Nylon net vs. neoprene. A conventional facemask uses a harness assembly made from either a neoprene or a nylon net material. If your application is a heavily contaminated environment, you may want to use a neoprene harness for easy cleaning. If you are looking for comfort, use the net harness, but be aware it may add to your cost of ownership.
Facemask options. Pay close attention to the facemask and second-stage regulator. All will meet the NIOSH standard, but the comfort and fit will vary. Check the field of view, especially looking down â€” will users be able to navigate a set of stairs?
The second-stage regulator is usually mask-mounted and attaches by one of three methods: pushing inward to lock in place, 1/4-turn to lock, or with threaded connections. Most of these regulators are first-breath activated, which means the user inhales to activate the airflow. Some second-stage regulators are integrated into the facemask, allowing the user to breathe ambient air while wearing the facemask (conserving breathing air) until respiratory protection is needed.
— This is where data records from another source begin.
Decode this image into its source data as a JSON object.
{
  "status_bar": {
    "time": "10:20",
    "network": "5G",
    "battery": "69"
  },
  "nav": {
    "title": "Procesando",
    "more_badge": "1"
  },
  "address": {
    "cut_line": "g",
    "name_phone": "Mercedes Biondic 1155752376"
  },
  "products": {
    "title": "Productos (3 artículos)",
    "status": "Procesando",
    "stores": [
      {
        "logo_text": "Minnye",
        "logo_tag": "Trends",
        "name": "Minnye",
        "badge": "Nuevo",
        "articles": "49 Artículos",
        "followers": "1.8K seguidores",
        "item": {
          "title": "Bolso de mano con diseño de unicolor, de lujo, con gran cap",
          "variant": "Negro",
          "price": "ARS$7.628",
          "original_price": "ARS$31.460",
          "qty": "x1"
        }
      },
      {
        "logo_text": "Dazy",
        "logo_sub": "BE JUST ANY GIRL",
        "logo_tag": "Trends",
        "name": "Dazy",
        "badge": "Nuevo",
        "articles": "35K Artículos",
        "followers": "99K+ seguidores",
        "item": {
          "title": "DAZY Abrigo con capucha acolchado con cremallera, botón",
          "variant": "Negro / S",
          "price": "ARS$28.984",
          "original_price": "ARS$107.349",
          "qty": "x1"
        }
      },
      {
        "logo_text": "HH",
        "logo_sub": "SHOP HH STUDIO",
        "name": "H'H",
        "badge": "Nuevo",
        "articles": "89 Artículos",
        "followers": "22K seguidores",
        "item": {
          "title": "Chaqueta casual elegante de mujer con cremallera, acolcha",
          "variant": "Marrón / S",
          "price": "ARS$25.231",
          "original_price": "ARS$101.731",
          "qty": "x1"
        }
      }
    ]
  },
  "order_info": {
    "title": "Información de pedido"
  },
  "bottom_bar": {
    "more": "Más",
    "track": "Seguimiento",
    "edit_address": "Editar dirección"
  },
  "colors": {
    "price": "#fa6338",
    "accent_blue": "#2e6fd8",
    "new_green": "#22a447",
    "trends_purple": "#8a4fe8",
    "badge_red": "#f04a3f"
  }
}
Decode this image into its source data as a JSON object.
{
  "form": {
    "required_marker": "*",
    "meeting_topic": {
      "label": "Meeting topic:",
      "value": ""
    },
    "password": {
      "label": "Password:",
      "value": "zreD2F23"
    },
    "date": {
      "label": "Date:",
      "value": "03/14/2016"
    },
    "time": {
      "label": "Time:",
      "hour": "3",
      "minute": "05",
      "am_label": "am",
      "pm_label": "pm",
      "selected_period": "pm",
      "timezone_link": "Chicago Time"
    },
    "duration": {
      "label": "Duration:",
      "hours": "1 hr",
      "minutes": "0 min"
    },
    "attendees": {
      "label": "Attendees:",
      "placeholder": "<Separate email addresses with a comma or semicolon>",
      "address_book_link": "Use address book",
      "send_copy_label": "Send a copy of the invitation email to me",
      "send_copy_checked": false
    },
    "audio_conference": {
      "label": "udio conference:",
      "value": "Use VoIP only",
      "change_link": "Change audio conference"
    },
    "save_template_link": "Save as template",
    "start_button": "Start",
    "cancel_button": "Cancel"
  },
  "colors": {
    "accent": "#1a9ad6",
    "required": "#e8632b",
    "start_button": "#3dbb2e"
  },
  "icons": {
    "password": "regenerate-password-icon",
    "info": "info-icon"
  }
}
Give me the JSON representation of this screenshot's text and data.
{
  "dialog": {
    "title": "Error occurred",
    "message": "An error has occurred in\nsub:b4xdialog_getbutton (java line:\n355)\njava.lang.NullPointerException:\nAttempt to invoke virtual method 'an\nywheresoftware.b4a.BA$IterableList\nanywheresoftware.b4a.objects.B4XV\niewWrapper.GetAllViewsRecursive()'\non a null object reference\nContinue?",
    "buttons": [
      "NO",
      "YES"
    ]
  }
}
Choosing cylinder duration. Cylinder duration varies from 30-minute, low-pressure (2,216 psi) systems to high-pressure (4,500 psi), 30-, 45- or 60-minute duration cylinders. Filled cylinders also vary in weight. Duration of rated cylinders is based at a 40-liter per minute rate. It is very easy to double the worker’s breathing rate with heavy work while wearing the SCBA. Ensure the real duration time matches your work/escape time.